And so we don’t have to worry that if “our party” doesn’t win the election, then all is lost. God is in control, no matter who wins the election. All we have to worry about is doing good. As Paul says, “Would you have no fear of the one who is in authority? Then do what is good and you will receive his approval.” All we have to worry about is loving one another. As Paul says, “Owe no one anything except to love one another.” This doesn’t mean that we don’t get involved in politics. As a citizen, you’re called by God to serve your neighbor to the best of your ability. So do your best to discern what would be good for your neighbor, and vote. But then leave the rest to God.
And if you don’t want to leave the rest to God, if you want to say slanderous things about people on the other side, spread gossip, and hate others rather than love others, then just know that YOU are the evil doer. You can be on the right or left, republican or democrat, whatever side you think is best and still be full of anger, malice, gossip, and slander. You can be on the right or the left and be consumed by the works of the flesh.

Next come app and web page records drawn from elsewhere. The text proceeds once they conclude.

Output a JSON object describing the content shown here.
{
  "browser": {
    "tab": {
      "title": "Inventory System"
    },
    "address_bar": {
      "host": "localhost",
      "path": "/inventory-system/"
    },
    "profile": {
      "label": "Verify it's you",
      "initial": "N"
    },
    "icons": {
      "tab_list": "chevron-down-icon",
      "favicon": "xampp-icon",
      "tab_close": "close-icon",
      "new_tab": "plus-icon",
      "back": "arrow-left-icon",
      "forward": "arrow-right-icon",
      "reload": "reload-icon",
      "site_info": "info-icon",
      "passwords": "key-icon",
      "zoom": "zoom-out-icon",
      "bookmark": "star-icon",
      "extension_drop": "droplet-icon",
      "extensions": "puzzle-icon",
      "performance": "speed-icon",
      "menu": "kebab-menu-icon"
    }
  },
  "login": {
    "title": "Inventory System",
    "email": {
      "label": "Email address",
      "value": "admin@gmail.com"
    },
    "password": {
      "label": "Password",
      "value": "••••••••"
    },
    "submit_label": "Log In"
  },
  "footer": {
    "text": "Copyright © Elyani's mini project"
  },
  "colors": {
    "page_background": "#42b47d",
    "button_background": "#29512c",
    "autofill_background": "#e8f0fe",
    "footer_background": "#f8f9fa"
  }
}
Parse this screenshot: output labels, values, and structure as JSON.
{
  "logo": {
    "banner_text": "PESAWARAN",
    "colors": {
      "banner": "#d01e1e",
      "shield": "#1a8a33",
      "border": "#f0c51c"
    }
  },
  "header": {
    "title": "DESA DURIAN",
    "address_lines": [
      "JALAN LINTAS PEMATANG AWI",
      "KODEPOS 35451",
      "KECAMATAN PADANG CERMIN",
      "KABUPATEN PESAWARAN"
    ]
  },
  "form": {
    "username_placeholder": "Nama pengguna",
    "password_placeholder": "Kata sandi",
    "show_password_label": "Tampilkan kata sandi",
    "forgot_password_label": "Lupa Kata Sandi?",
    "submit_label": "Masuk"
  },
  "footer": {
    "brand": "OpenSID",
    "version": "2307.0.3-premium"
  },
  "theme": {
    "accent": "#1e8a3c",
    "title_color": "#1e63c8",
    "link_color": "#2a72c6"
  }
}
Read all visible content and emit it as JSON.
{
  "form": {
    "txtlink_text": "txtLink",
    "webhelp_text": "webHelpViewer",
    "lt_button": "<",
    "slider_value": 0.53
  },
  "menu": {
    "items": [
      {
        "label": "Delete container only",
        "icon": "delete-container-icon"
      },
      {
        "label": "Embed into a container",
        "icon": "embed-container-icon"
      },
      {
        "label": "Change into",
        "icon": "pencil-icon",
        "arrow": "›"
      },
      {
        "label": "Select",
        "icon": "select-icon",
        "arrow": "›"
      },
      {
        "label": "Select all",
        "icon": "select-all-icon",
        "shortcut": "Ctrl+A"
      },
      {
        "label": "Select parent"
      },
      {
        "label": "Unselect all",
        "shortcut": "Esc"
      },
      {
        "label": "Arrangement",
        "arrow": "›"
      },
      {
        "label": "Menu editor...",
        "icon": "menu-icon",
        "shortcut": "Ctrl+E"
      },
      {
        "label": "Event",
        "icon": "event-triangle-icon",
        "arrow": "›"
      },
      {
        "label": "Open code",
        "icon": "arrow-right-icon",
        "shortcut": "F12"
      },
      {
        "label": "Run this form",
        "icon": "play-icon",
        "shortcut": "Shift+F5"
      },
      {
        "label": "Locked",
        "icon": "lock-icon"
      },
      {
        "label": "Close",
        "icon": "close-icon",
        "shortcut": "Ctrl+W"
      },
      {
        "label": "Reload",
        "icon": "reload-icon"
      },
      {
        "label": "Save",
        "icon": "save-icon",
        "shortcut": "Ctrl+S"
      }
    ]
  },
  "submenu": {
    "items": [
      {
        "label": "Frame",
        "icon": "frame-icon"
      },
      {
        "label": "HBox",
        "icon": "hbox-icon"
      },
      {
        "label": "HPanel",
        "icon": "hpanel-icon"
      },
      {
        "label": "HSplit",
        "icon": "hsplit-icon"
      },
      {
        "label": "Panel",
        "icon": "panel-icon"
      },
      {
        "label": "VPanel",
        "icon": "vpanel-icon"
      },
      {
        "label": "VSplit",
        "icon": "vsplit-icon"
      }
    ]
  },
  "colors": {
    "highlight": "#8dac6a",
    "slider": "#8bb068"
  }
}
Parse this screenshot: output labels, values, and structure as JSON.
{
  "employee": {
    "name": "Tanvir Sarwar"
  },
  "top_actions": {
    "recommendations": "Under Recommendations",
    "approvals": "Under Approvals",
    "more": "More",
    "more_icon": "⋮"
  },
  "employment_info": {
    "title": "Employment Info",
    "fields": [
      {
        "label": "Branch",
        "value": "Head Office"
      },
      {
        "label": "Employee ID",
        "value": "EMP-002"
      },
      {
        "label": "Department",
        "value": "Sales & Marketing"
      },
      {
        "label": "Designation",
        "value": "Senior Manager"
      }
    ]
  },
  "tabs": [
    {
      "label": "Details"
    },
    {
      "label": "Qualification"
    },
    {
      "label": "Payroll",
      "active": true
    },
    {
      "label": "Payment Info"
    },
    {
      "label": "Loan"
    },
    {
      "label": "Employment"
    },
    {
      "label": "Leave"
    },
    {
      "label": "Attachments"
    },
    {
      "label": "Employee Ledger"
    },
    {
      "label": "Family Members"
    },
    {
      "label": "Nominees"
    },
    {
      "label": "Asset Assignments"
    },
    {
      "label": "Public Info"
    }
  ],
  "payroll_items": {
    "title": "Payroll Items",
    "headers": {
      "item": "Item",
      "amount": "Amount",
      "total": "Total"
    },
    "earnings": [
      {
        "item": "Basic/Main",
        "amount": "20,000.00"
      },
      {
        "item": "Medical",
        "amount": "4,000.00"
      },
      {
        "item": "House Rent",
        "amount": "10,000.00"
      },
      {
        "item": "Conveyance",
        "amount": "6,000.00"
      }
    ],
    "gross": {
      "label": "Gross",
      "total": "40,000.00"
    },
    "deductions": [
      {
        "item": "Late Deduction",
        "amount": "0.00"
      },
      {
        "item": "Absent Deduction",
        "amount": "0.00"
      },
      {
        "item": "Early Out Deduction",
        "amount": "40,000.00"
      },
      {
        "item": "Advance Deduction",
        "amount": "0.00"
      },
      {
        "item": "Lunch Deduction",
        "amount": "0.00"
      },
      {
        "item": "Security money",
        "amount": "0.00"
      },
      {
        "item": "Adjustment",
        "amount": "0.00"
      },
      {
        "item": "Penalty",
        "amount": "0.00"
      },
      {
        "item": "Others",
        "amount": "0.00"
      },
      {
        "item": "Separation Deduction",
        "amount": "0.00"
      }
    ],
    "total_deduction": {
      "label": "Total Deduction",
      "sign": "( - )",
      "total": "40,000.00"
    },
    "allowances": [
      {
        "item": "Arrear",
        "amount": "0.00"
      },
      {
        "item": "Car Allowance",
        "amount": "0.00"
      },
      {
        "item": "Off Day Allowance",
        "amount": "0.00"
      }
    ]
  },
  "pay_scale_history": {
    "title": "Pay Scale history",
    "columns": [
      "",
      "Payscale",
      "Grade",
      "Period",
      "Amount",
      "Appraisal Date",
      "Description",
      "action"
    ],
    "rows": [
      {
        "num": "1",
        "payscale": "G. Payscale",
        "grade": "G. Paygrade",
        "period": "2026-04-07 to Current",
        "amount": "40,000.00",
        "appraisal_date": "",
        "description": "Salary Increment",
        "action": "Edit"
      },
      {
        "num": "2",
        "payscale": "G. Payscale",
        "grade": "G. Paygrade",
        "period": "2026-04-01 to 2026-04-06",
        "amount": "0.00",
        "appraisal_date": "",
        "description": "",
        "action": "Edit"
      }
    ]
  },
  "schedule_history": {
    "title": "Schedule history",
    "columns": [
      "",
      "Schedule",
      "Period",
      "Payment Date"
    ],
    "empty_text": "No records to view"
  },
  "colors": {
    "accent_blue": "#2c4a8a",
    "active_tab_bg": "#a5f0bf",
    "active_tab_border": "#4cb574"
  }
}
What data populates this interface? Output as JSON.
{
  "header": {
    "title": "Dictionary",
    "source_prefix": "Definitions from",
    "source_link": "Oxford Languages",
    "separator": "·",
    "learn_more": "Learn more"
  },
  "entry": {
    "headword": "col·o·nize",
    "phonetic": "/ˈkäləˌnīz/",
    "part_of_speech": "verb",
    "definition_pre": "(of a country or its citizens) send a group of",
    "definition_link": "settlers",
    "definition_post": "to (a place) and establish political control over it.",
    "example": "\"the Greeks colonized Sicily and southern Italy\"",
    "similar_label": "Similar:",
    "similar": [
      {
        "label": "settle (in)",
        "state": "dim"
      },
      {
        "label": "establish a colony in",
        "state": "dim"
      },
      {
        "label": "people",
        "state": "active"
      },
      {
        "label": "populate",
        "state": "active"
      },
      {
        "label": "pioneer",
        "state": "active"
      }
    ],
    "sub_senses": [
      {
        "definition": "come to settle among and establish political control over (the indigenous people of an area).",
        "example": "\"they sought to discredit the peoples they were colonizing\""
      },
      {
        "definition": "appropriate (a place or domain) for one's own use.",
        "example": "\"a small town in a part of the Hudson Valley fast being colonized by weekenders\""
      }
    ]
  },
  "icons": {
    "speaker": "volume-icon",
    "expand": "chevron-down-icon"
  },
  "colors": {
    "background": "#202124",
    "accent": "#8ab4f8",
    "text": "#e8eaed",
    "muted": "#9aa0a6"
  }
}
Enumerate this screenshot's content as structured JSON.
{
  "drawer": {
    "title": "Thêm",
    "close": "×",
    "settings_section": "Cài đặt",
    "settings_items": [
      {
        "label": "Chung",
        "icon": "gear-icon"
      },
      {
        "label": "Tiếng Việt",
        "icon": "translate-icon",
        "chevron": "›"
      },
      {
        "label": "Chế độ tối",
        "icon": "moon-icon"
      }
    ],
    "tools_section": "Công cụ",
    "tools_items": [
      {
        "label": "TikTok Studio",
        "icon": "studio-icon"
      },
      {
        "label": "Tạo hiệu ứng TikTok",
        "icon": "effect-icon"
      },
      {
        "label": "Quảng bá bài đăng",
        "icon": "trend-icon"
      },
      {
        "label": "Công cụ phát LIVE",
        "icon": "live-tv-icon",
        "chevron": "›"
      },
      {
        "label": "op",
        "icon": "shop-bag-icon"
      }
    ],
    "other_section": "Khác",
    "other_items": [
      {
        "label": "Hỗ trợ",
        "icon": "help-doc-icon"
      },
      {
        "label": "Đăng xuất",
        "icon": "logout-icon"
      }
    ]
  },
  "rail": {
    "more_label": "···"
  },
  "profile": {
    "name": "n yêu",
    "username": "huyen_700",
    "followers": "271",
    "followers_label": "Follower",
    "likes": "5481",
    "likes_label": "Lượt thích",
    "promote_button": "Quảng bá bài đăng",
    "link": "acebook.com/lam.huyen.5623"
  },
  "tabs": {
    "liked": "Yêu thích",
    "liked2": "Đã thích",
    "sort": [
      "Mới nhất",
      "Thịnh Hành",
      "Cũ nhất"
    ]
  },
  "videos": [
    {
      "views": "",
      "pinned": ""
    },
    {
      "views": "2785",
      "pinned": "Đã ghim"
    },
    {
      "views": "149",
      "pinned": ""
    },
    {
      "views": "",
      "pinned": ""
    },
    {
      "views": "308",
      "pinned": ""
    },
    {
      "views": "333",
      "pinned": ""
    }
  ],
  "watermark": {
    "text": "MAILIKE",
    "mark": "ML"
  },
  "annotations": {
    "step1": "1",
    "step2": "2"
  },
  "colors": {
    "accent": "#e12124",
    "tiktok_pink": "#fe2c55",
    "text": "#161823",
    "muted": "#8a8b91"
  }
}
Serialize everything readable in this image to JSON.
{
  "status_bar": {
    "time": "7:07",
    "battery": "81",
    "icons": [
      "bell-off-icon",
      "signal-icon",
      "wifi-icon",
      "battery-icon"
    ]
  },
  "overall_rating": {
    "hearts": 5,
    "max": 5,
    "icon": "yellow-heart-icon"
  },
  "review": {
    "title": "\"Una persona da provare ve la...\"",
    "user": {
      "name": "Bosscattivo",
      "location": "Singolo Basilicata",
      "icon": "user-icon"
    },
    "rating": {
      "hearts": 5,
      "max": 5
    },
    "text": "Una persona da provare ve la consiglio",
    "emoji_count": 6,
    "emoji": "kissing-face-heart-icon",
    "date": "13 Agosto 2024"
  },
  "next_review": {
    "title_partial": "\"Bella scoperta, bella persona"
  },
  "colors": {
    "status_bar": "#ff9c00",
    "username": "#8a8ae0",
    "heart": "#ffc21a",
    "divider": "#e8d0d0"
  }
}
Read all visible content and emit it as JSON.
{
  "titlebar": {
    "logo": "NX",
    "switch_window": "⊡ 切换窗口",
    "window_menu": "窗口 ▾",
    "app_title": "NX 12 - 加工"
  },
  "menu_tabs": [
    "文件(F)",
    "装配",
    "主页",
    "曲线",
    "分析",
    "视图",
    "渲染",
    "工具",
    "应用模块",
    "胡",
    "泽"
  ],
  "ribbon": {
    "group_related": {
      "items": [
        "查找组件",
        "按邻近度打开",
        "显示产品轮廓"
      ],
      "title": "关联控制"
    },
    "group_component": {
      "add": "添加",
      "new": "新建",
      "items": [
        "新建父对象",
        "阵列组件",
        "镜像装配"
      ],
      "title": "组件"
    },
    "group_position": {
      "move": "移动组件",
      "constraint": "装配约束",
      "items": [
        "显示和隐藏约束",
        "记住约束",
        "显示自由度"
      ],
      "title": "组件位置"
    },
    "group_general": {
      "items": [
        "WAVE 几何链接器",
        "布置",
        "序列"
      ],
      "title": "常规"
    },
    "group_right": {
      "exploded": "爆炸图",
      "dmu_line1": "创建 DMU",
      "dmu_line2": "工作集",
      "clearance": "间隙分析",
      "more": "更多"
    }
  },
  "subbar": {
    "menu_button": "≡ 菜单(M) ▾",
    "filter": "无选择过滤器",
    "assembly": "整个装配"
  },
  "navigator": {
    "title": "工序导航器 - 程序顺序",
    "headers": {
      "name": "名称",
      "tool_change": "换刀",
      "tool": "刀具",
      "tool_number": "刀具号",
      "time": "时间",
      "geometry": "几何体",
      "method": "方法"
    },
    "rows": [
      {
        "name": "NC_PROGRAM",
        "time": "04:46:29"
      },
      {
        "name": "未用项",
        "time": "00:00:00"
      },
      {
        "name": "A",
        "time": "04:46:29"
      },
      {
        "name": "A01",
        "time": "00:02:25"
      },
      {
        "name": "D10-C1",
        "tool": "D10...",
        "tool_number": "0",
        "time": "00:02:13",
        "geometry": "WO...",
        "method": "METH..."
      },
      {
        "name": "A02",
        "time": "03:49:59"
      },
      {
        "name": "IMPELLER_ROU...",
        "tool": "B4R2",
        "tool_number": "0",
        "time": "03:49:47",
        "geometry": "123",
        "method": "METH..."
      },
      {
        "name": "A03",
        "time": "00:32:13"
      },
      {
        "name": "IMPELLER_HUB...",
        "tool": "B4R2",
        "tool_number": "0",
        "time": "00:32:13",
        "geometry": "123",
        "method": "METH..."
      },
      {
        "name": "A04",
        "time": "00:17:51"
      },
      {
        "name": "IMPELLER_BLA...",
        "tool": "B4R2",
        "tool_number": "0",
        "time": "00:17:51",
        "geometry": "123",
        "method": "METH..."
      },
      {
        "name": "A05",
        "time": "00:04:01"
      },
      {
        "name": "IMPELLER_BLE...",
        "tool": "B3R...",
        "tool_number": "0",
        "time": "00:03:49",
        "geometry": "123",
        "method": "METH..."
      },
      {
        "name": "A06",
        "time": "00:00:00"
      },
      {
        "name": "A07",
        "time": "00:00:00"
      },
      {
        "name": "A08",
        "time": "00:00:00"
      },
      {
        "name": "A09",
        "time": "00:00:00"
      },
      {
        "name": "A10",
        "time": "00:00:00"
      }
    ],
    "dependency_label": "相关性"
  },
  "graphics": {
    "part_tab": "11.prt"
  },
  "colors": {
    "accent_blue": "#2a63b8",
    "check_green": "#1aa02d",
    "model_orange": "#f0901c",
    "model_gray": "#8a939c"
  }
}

And really, that helps us see where the true battle lines are drawn in all of this. We think that the battle lines are between the left and the right, as if there were no God but only Republicans or Democrats. But the battle is between the flesh and the Spirit. And you can be a Republican or a Democrat, whichever side you think is in the right, and still be full of anger, pride, enmity and strife. But God didn’t send his Son to die a sinners death, God didn’t claim you as his own in baptism, so you could go on as if God didn’t exist! God sent his Son to die for you, God claimed you as his own in baptism, so that you could know his love for you and trust that no matter what happens, God is your heavenly Father. God sent his Son to die for you, and God claimed you in the waters of baptism, so that you could bear the fruit of faith, the fruits of the Spirit, the first fruits of the new creation: love, joy, peace, patience, kindness, goodness, faithfulness, gentleness, self-control.
So remember your baptism. Remember whose you are. Put to death the works of the flesh and live in the Spirit, knowing that no matter who is elected God is in control, your heavenly Father, who gave his Son to die for you and made you his own in the waters of baptism.
In the name of the Father, and of the Son, and of the Holy Spirit. Amen.
Let every person be subject to the governing authorities. For there is no authority except from God, and those that exist have been instituted by God. 2 Therefore whoever resists the authorities resists what God has appointed, and those who resist will incur judgment. 3 For rulers are not a terror to good conduct, but to bad. Would you have no fear of the one who is in authority? Then do what is good, and you will receive his approval, 4 for he is God’s servant for your good. But if you do wrong, be afraid, for he does not bear the sword in vain. For he is the servant of God, an avenger who carries out God’s wrath on the wrongdoer. 5 Therefore one must be in subjection, not only to avoid God’s wrath but also for the sake of conscience. 6 For because of this you also pay taxes, for the authorities are ministers of God, attending to this very thing. 7 Pay to all what is owed to them: taxes to whom taxes are owed, revenue to whom revenue is owed, respect to whom respect is owed, honor to whom honor is owed. 8 Owe no one anything, except to love each other, for the one who loves another has fulfilled the law. 9 For the commandments, “You shall not commit adultery, You shall not murder, You shall not steal, You shall not covet,” and any other commandment, are summed up in this word: “You shall love your neighbor as yourself.” 10 Love does no wrong to a neighbor; therefore love is the fulfilling of the law.